Some would argue that it is morally and ethically wrong to be showing dogs, tied round the neck, in dog shows. My blog ‘Crufts: The Greatest Show on Earth or Animal Exploitation?’ discusses this. Given another four hundred years, will we be looking back on this with our anti Descartian hat on? That said, my recent poll showed that 78% of respondents were NOT in favour of outlawing Crufts and other dog shows!

Perhaps of greater immediate relevance, for example, are the questions, ‘what is the difference between a fear and a phobia?’ or ‘how does de/sensitisation versus socialisation differ to habituation’? Theo Stewart discusses the latter in her excellent blog here. Are these actually philosophical questions? Well actually no; thinking about it, it all becomes apparent. But isn’t that what philosophers do; think?

René Descartes: manic depressive or a genius?


On a happier note, Dr Berns shown here training a dog to feel comfortable inside the MRI scanner.


Pulling on lead and lunging could just be the tip of the iceberg!

One of the most common problems I witness, and indeed encounter as a dog trainer, is pulling on lead. Ironic that this is probably one of the easiest issues to deal with. However, combine this with lunging and aggression, it’s a very different story! The usual reaction of the owner/handler is to punish the dog with a lead jerk in an attempt to pull the dog back. Let’s ‘think dog’ here. The dog finds it self rewarding to pull and has taught himself that if he pulls he gets to his destination (sooner or later). It’s a self fulfilling prophesy. He does not have the cognitive ability to think it through; ‘if I stop pulling, I avoid the lead jerk’. The jerk becomes secondary, a mere inconvenience and he learns to deal with it. In a worst case scenario, he looks upon the handler as a challenge and/or someone to be avoided, leading ultimately to a deterioration in the dog/human relationship!

Firstly: simple pulling. Suffice to say there are as many solutions as there are dogs – there is not a one-size-fits-all solution and that we should teach what IS required rather than what IS NOT required. It’s easier to teach a positive rather than a negative! There may be one of many underlying causes, for example, poor or no training, poor leadership, lack of communication (encourage the dog to ‘check in’ with eye contact and a reward every few yards, all the time talking to him), lack of empathy, relationship breakdown; a plethora of reasons. The point here is that often we aim to treat the symptom rather than the cause. Whilst not wanting to dampen the dog’s enthusiasm, we can, without harshness, teach the dog that pulling achieves the opposite – a walk home! Ironically, the worst time to train for walking correctly is not when on an exercise walk, but on a shorter, training walk within range of home.

There are many Youtube videos showing this. Alas, there are also many awful videos. I would suggest Zak George, Victoria Stilwell, Chirag Patel, Steve Mann, Nando Brown and Ian Dunbar. Some of Ian’s videos, however, go way back and may be somewhat dated – draw your own conclusions. If it looks or feels wrong then it IS wrong!
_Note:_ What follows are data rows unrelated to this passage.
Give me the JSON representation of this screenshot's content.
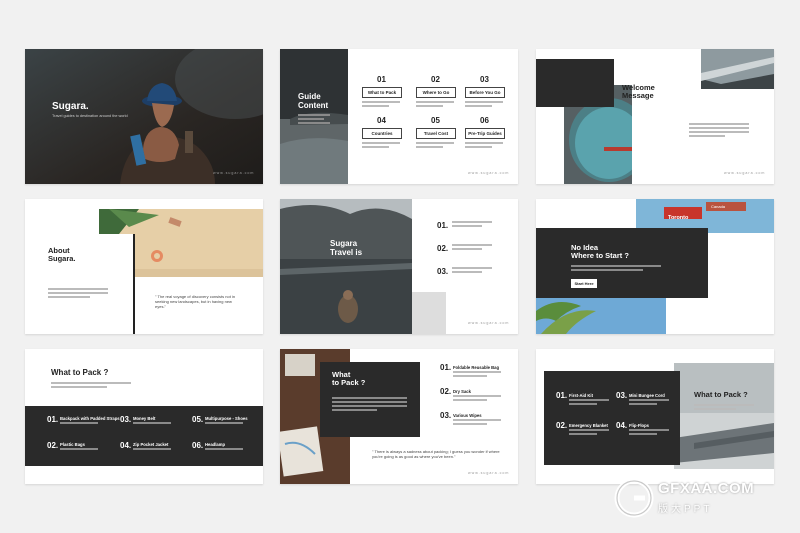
{
  "slide1": {
    "title": "Sugara.",
    "subtitle": "Travel guides to destination around the world",
    "footer": "www.sugara.com"
  },
  "slide2": {
    "title_line1": "Guide",
    "title_line2": "Content",
    "items": [
      {
        "num": "01",
        "label": "What to Pack"
      },
      {
        "num": "02",
        "label": "Where to Go"
      },
      {
        "num": "03",
        "label": "Before You Go"
      },
      {
        "num": "04",
        "label": "Countries"
      },
      {
        "num": "05",
        "label": "Travel Cost"
      },
      {
        "num": "06",
        "label": "Pre-Trip Guides"
      }
    ],
    "footer": "www.sugara.com"
  },
  "slide3": {
    "title_line1": "Welcome",
    "title_line2": "Message",
    "footer": "www.sugara.com"
  },
  "slide4": {
    "title_line1": "About",
    "title_line2": "Sugara.",
    "quote": "\" The real voyage of discovery consists not in seeking new landscapes, but in having new eyes.\""
  },
  "slide5": {
    "title_line1": "Sugara",
    "title_line2": "Travel is",
    "nums": [
      "01.",
      "02.",
      "03."
    ],
    "footer": "www.sugara.com"
  },
  "slide6": {
    "title_line1": "No Idea",
    "title_line2": "Where to Start ?",
    "button": "Start Here",
    "sign1": "Toronto",
    "sign2": "Canada"
  },
  "slide7": {
    "title": "What to Pack ?",
    "items": [
      {
        "num": "01.",
        "label": "Backpack with Padded Straps"
      },
      {
        "num": "03.",
        "label": "Money Belt"
      },
      {
        "num": "05.",
        "label": "Multipurpose - Shoes"
      },
      {
        "num": "02.",
        "label": "Plastic Bags"
      },
      {
        "num": "04.",
        "label": "Zip Pocket Jacket"
      },
      {
        "num": "06.",
        "label": "Headlamp"
      }
    ]
  },
  "slide8": {
    "title_line1": "What",
    "title_line2": "to Pack ?",
    "items": [
      {
        "num": "01.",
        "label": "Foldable Reusable Bag"
      },
      {
        "num": "02.",
        "label": "Dry Sack"
      },
      {
        "num": "03.",
        "label": "Various Wipes"
      }
    ],
    "quote": "\" There is always a sadness about packing; I guess you wonder if where you're going is as good as where you've been.\"",
    "footer": "www.sugara.com"
  },
  "slide9": {
    "title": "What to Pack ?",
    "items": [
      {
        "num": "01.",
        "label": "First-Aid Kit"
      },
      {
        "num": "03.",
        "label": "Mini Bungee Cord"
      },
      {
        "num": "02.",
        "label": "Emergency Blanket"
      },
      {
        "num": "04.",
        "label": "Flip-Flops"
      }
    ]
  },
  "watermark": {
    "brand": "GFXAA.COM",
    "sub": "版大PPT"
  }
}
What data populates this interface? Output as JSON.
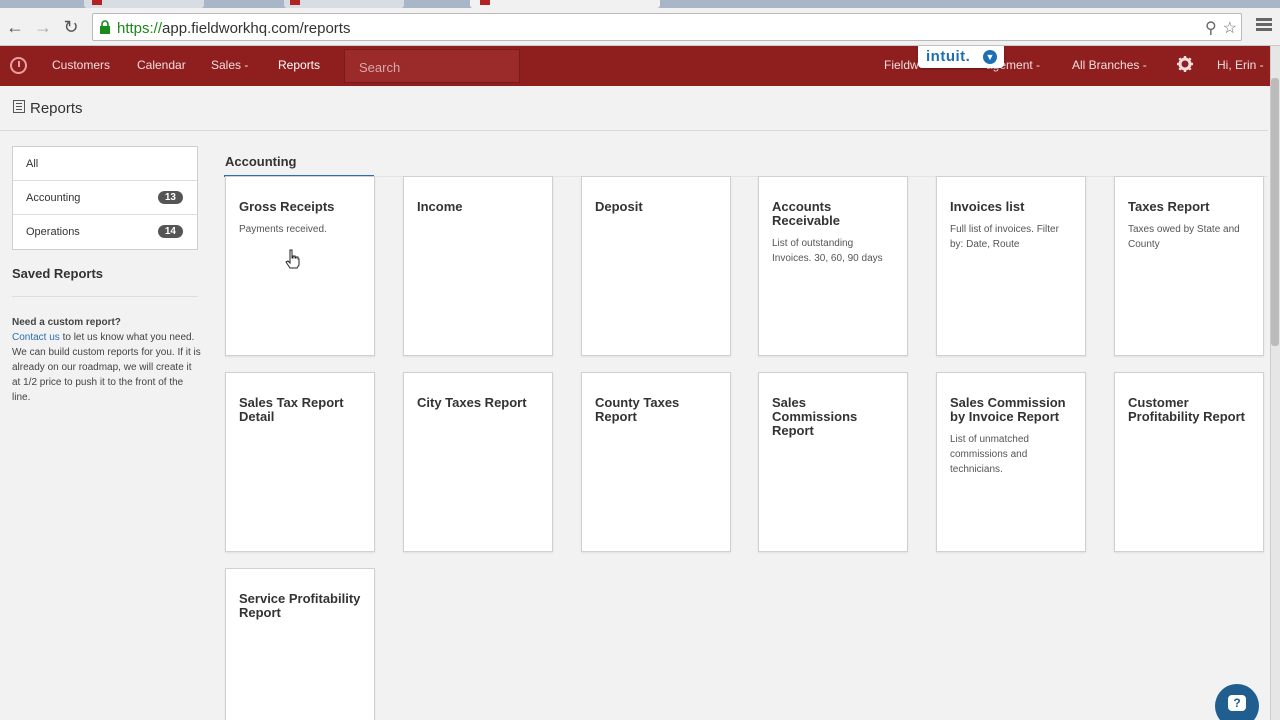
{
  "browser": {
    "url_protocol": "https://",
    "url_rest": "app.fieldworkhq.com/reports"
  },
  "appnav": {
    "items": [
      {
        "label": "Customers"
      },
      {
        "label": "Calendar"
      },
      {
        "label": "Sales -"
      },
      {
        "label": "Reports"
      },
      {
        "label": "Fieldw"
      },
      {
        "label": "agement -"
      },
      {
        "label": "All Branches -"
      },
      {
        "label": "Hi, Erin -"
      }
    ],
    "search_placeholder": "Search",
    "intuit_label": "intuit."
  },
  "page": {
    "title": "Reports"
  },
  "sidebar": {
    "filters": [
      {
        "label": "All",
        "count": ""
      },
      {
        "label": "Accounting",
        "count": "13"
      },
      {
        "label": "Operations",
        "count": "14"
      }
    ],
    "saved_title": "Saved Reports",
    "note_heading": "Need a custom report?",
    "note_link": "Contact us",
    "note_body": " to let us know what you need. We can build custom reports for you. If it is already on our roadmap, we will create it at 1/2 price to push it to the front of the line."
  },
  "section": {
    "title": "Accounting"
  },
  "cards": [
    {
      "name": "Gross Receipts",
      "desc": "Payments received."
    },
    {
      "name": "Income",
      "desc": ""
    },
    {
      "name": "Deposit",
      "desc": ""
    },
    {
      "name": "Accounts Receivable",
      "desc": "List of outstanding Invoices. 30, 60, 90 days"
    },
    {
      "name": "Invoices list",
      "desc": "Full list of invoices. Filter by: Date, Route"
    },
    {
      "name": "Taxes Report",
      "desc": "Taxes owed by State and County"
    },
    {
      "name": "Sales Tax Report Detail",
      "desc": ""
    },
    {
      "name": "City Taxes Report",
      "desc": ""
    },
    {
      "name": "County Taxes Report",
      "desc": ""
    },
    {
      "name": "Sales Commissions Report",
      "desc": ""
    },
    {
      "name": "Sales Commission by Invoice Report",
      "desc": "List of unmatched commissions and technicians."
    },
    {
      "name": "Customer Profitability Report",
      "desc": ""
    },
    {
      "name": "Service Profitability Report",
      "desc": ""
    }
  ]
}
Secondly: all this becomes serious when pulling culminates in lunging and aggression. Here we must ABSOLUTELY understand the cause so we may treat this rather than the symptom – lunging. We must train for and encourage an alternative and correct behaviour. The aggression may be fear based, stress/anxiety related, territorial or dominance. Each must be addressed accordingly through desensitisation and counter conditioning ideally by a professional, impartial behaviourist.

Here is a video with Victoria Stilwell addressing the problem of dog-on-dog aggression:
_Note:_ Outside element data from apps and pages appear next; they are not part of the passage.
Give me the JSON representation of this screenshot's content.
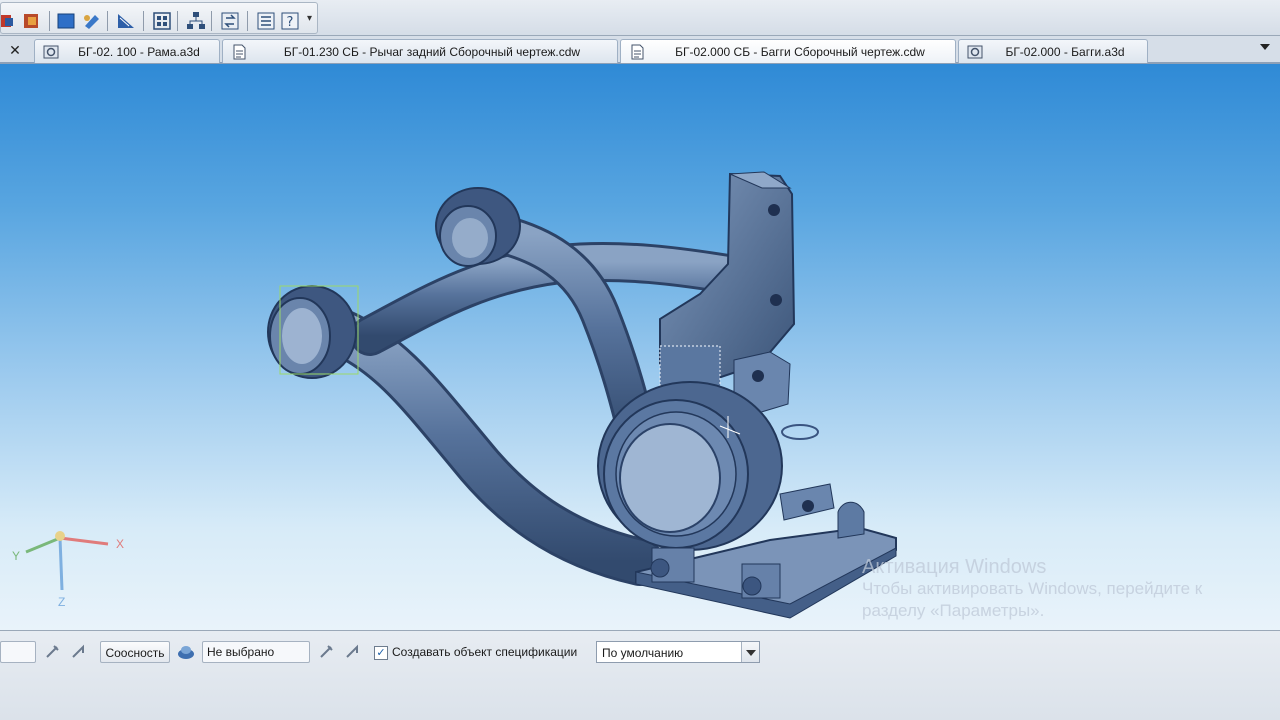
{
  "toolbar": {
    "icons": [
      "bolt-icon",
      "library-icon",
      "view-icon",
      "edit-icon",
      "measure-icon",
      "grid-icon",
      "tree-icon",
      "refresh-icon",
      "list-icon",
      "help-icon"
    ]
  },
  "tabs": [
    {
      "label": "БГ-02. 100 - Рама.a3d",
      "icon": "assembly-doc-icon"
    },
    {
      "label": "БГ-01.230 СБ - Рычаг задний Сборочный чертеж.cdw",
      "icon": "drawing-doc-icon"
    },
    {
      "label": "БГ-02.000 СБ - Багги Сборочный чертеж.cdw",
      "icon": "drawing-doc-icon"
    },
    {
      "label": "БГ-02.000 - Багги.a3d",
      "icon": "assembly-doc-icon"
    }
  ],
  "axes": {
    "x": "X",
    "y": "Y",
    "z": "Z"
  },
  "watermark": {
    "title": "Активация Windows",
    "line1": "Чтобы активировать Windows, перейдите к",
    "line2": "разделу «Параметры»."
  },
  "propbar": {
    "constraint_button": "Соосность",
    "selection_value": "Не выбрано",
    "create_spec_checked": true,
    "create_spec_label": "Создавать объект спецификации",
    "style_select": "По умолчанию"
  },
  "colors": {
    "model_fill": "#4f6c95",
    "viewport_top": "#2f8ad6",
    "viewport_bottom": "#e9f3fa"
  }
}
Pulling on lead and conditioned punishers is further discussed here: